tutoring. Id. pp. 17-20.
about June 25, 2015, Plaintiff Fernandez instituted a
complaint against the School District with the U.S.
Department of Education Office for Civil Rights
(“OCR”), alleging sex and disability
discrimination by the School District against C.M. on the
basis of its failure to adequately respond to Plaintiffs'
complaints. Id. p. 17.
considered the allegations in the context of Section 504 of
the Rehabilitation Act of 1973 (“Section 504”),
as amended, 29 U.S.C. § 794, Title II of the Americans
with Disabilities Act (the “ADA”), 42 U.S.C.
§ 12131, et seq., and Title IX of the Education
Amendments of 1972 (“Title IX”), as amended, 20
U.S.C. § 1681. The OCR determined, as a preliminary
matter, that the School District failed to adequately respond
to Plaintiffs' allegations, of which the School District
was on notice, and that the School District's existing

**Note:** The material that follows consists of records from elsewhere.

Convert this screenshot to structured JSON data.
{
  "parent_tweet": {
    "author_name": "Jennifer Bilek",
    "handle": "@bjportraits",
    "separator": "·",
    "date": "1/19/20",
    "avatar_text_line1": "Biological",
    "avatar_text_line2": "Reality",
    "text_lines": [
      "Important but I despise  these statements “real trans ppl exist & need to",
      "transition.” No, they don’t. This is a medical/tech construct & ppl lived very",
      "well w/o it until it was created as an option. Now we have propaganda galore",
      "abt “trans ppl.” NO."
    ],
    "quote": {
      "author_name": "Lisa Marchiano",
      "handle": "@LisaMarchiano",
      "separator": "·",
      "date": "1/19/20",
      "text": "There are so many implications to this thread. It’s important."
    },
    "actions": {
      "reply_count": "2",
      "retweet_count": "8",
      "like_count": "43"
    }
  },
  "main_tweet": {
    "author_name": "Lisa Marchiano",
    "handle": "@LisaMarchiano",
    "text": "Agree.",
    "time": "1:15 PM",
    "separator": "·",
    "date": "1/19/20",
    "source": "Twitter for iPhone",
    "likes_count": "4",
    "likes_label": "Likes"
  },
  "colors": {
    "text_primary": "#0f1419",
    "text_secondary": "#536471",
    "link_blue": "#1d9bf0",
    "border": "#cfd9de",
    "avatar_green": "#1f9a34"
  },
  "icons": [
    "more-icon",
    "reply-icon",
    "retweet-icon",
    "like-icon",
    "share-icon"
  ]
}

and proposed anti-bullying and anti-discrimination policies
did not comply with the requirements of Title IX, Section
504, or the ADA. OCR Determination, Am. Compl. pp. 26,
29-32. Following the OCR's determination, the
School District agreed to implement a resolution agreement to
address these concerns and to conduct a supplemental
investigation into the tripping incident, the results of
which were to be communicated to Plaintiff Fernandez.
Id. p. 29. Plaintiffs contend that the School
District has failed to comply with the resolution agreement.
Am. Compl. p. 9. The OCR also noted, “[t]he complainant
may have the right to file a private suit in federal court
whether or not OCR finds a violation.” OCR
Determination, Am. Compl. p. 33.
commenced the present action against the Pemberton Defendants
and three individuals on December 19, 2016, alleging
violations of Section 504, the ADA, and Title IX. After
reviewing the Complaint, in accordance with 28 U.S.C. §
1915(e)(2)(B), on January 27, 2017, the Court dismissed all
claims against the Individual Defendants with prejudice and
all claims against the Pemberton Defendants without prejudice
[Docket Nos. 2, 3]. Plaintiffs amended their pleadings on
March 17, 2017 [Docket No. 6].
STANDARD OF REVIEW
28 U.S.C. § 1915(e)(2)(B), a district court must screen
a complaint filed by plaintiffs who are proceeding in
forma pauperis, and dismiss any claim that is frivolous
or malicious, fails to state a claim upon which relief may be
granted, or seeks monetary relief from a defendant who is
immune from such relief.
complaint must contain a “short and plain statement of
the claim showing that the pleader is entitled to
relief.” Fed.R.Civ.P. 8(a)(2). A complaint must contain
sufficient factual matter, accepted as true, to “state
a claim to relief that is plausible on its face.”
Ashcroft v. Iqbal, 556 U.S. 662, 678 (2009) (quoting
Bell Atlantic Corp. v. Twombly, 550 U.S. 544, 570
(2007)). “A claim has facial plausibility when the
plaintiff pleads factual conduct that allows the court to
draw the reasonable inference that the defendant is liable
for the misconduct alleged.” Id. (quoting
Twombly, 550 U.S. at 556). “While legal
conclusions can provide the framework of a complaint, they
must be supported by factual allegations.” Id.
at 679. In other words, “a complaint must do more than
allege the plaintiff's entitlement to relief. A complaint
has to ‘show' such an entitlement with its
facts.” Fowler v. UPMC Shadyside, 578 F.3d
203, 211 (3d Cir. 2009).
must liberally construe pleadings filed by pro se
litigants. Erickson v. Pardus, 551 U.S. 89, 94
(2007). If a complaint can be remedied by an amendment, a
district court may not dismiss the complaint with prejudice,
but must permit the amendment. Grayson v. Mayview State
Hospital, 293 F.3d 103, 108 (3d Cir. 2002).